YOUR TASK -> Scan the records below and say how many lines include the word "label", giving no other text.

+++

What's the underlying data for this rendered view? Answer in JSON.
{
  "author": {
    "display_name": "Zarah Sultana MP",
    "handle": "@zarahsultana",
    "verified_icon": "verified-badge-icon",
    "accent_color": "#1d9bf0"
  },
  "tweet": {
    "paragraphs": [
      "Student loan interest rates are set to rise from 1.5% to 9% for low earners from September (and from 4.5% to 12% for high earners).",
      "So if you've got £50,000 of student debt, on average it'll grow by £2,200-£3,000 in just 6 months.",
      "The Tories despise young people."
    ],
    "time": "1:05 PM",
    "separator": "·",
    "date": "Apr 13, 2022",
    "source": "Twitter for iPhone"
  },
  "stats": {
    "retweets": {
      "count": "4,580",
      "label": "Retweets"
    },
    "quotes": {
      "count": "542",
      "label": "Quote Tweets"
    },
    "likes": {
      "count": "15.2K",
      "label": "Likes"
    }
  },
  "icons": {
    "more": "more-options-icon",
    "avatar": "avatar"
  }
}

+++

WRITTEN RESPONSE -> 3